Lithium, a very effective medication in the treatment of bipolar disorder, has a variety of well-documented renal side effects, including interstitial nephritis and nephrogenic diabetes insipidus. A less well-recognized complication is an increased prevalence of hyperparathyroidism in chronic lithium users.
Individuals with chronic Li use frequently have both elevated calcium levels as well as elevated PTH levels, and it can be very difficult to differentiate from primary hyperparathyroidism or familial idiopathic hypercalciuria. The mechanisms for why patients on Li therapy have these lab abnormalities is still up for debate, but this interesting article describes three potential mechanisms: first, Li has been shown to block Ca2+ influx into a variety of cells by competitive inhibition of Ca2+ transport across the cell membrane. The elevated ionized Ca2+ would then drive up PTH levels. In addition, there is some evidence that Li raises the threshold of the Ca-sensing receptor in parathyroid cells, and increased Ca2+ levels are necessary to keep PTH secretion under check. Finally, it is postulated that Li directly increases PTH transcription by virtue of its inhibitory effects on the enzyme glycogen synthase kinase 3b (GSK-3b), a known transcriptional repressor of PTH mRNA.

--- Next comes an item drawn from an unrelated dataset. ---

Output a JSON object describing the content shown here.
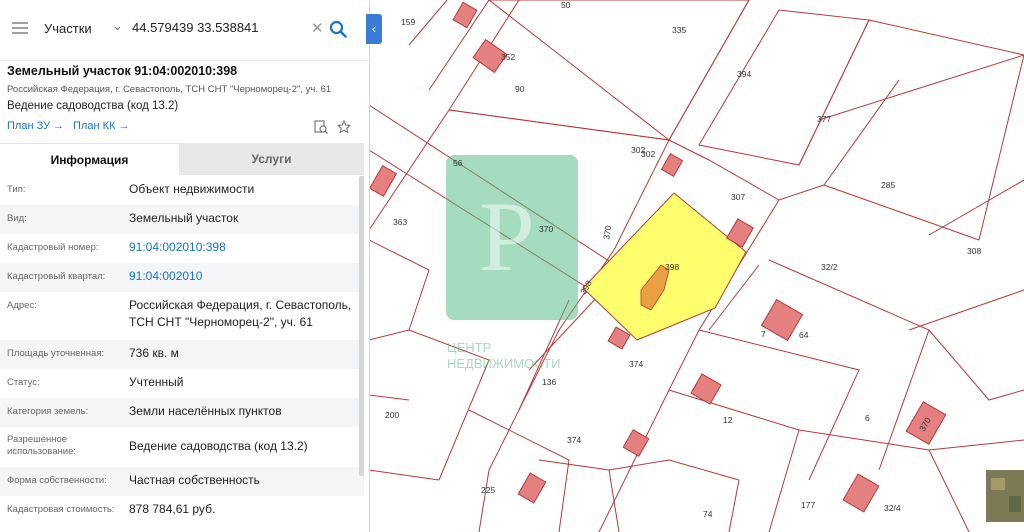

By the way, I learned today that Lithium is reabsorbed in the kidney via both the Na/H antiporter in the proximal tubule as well as ENac in the collecting duct. Therefore diuretics which block these transport mechanisms (e.g., amiloride) can have a dramatic lithium-lowering effect when acutely given to somebody on chronic Lithium.